# [Activity]
In your reply, restate all of the records below word for word.

# [Available records]
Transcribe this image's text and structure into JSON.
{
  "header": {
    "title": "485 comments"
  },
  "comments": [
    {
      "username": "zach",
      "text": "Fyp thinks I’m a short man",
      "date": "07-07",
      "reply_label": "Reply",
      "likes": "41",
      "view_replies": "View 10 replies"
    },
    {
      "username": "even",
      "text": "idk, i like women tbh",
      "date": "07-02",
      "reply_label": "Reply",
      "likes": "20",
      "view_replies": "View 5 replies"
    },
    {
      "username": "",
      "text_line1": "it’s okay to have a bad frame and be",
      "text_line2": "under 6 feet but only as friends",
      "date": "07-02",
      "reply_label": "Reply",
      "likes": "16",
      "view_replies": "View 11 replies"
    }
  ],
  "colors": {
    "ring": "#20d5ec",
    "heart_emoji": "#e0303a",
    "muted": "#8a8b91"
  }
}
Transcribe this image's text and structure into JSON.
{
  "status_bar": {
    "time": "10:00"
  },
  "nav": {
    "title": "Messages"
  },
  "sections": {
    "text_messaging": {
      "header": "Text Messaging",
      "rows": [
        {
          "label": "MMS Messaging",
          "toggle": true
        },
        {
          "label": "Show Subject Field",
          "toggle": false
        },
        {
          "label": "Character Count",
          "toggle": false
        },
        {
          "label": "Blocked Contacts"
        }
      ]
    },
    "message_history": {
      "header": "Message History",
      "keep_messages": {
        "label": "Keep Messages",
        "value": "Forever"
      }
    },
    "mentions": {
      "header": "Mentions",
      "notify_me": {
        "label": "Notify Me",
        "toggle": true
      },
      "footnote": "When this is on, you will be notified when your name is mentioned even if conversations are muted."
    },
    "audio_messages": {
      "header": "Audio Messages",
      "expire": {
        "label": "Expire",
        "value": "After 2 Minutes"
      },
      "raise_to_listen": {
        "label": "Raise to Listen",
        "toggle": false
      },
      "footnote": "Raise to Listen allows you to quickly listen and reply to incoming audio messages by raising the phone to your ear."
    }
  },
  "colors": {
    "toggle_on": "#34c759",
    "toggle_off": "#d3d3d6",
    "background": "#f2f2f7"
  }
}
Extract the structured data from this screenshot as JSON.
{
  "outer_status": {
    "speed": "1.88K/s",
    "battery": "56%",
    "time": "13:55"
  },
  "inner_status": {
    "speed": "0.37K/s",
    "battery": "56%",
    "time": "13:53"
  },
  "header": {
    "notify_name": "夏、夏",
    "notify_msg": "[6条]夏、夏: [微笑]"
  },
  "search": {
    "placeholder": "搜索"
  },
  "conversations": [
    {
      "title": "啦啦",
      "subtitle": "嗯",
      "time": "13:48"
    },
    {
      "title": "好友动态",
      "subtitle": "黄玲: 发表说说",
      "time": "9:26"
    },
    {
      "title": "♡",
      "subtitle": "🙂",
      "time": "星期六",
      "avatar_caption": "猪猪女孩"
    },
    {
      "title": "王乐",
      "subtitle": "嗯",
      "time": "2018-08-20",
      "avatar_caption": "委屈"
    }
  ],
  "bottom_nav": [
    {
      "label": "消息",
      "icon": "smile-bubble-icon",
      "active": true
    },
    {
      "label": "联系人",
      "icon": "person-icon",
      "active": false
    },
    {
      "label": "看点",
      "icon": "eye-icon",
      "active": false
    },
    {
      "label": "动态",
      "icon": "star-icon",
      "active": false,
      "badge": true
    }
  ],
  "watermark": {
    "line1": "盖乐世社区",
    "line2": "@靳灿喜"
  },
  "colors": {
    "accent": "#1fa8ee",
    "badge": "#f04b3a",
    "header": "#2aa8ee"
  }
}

# [Result below]
Transcribe this image's text and structure into JSON.
{
  "header": {
    "title": "485 comments"
  },
  "comments": [
    {
      "username": "zach",
      "text": "Fyp thinks I’m a short man",
      "date": "07-07",
      "reply_label": "Reply",
      "likes": "41",
      "view_replies": "View 10 replies"
    },
    {
      "username": "even",
      "text": "idk, i like women tbh",
      "date": "07-02",
      "reply_label": "Reply",
      "likes": "20",
      "view_replies": "View 5 replies"
    },
    {
      "username": "",
      "text_line1": "it’s okay to have a bad frame and be",
      "text_line2": "under 6 feet but only as friends",
      "date": "07-02",
      "reply_label": "Reply",
      "likes": "16",
      "view_replies": "View 11 replies"
    }
  ],
  "colors": {
    "ring": "#20d5ec",
    "heart_emoji": "#e0303a",
    "muted": "#8a8b91"
  }
}
Transcribe this image's text and structure into JSON.
{
  "status_bar": {
    "time": "10:00"
  },
  "nav": {
    "title": "Messages"
  },
  "sections": {
    "text_messaging": {
      "header": "Text Messaging",
      "rows": [
        {
          "label": "MMS Messaging",
          "toggle": true
        },
        {
          "label": "Show Subject Field",
          "toggle": false
        },
        {
          "label": "Character Count",
          "toggle": false
        },
        {
          "label": "Blocked Contacts"
        }
      ]
    },
    "message_history": {
      "header": "Message History",
      "keep_messages": {
        "label": "Keep Messages",
        "value": "Forever"
      }
    },
    "mentions": {
      "header": "Mentions",
      "notify_me": {
        "label": "Notify Me",
        "toggle": true
      },
      "footnote": "When this is on, you will be notified when your name is mentioned even if conversations are muted."
    },
    "audio_messages": {
      "header": "Audio Messages",
      "expire": {
        "label": "Expire",
        "value": "After 2 Minutes"
      },
      "raise_to_listen": {
        "label": "Raise to Listen",
        "toggle": false
      },
      "footnote": "Raise to Listen allows you to quickly listen and reply to incoming audio messages by raising the phone to your ear."
    }
  },
  "colors": {
    "toggle_on": "#34c759",
    "toggle_off": "#d3d3d6",
    "background": "#f2f2f7"
  }
}
Extract the structured data from this screenshot as JSON.
{
  "outer_status": {
    "speed": "1.88K/s",
    "battery": "56%",
    "time": "13:55"
  },
  "inner_status": {
    "speed": "0.37K/s",
    "battery": "56%",
    "time": "13:53"
  },
  "header": {
    "notify_name": "夏、夏",
    "notify_msg": "[6条]夏、夏: [微笑]"
  },
  "search": {
    "placeholder": "搜索"
  },
  "conversations": [
    {
      "title": "啦啦",
      "subtitle": "嗯",
      "time": "13:48"
    },
    {
      "title": "好友动态",
      "subtitle": "黄玲: 发表说说",
      "time": "9:26"
    },
    {
      "title": "♡",
      "subtitle": "🙂",
      "time": "星期六",
      "avatar_caption": "猪猪女孩"
    },
    {
      "title": "王乐",
      "subtitle": "嗯",
      "time": "2018-08-20",
      "avatar_caption": "委屈"
    }
  ],
  "bottom_nav": [
    {
      "label": "消息",
      "icon": "smile-bubble-icon",
      "active": true
    },
    {
      "label": "联系人",
      "icon": "person-icon",
      "active": false
    },
    {
      "label": "看点",
      "icon": "eye-icon",
      "active": false
    },
    {
      "label": "动态",
      "icon": "star-icon",
      "active": false,
      "badge": true
    }
  ],
  "watermark": {
    "line1": "盖乐世社区",
    "line2": "@靳灿喜"
  },
  "colors": {
    "accent": "#1fa8ee",
    "badge": "#f04b3a",
    "header": "#2aa8ee"
  }
}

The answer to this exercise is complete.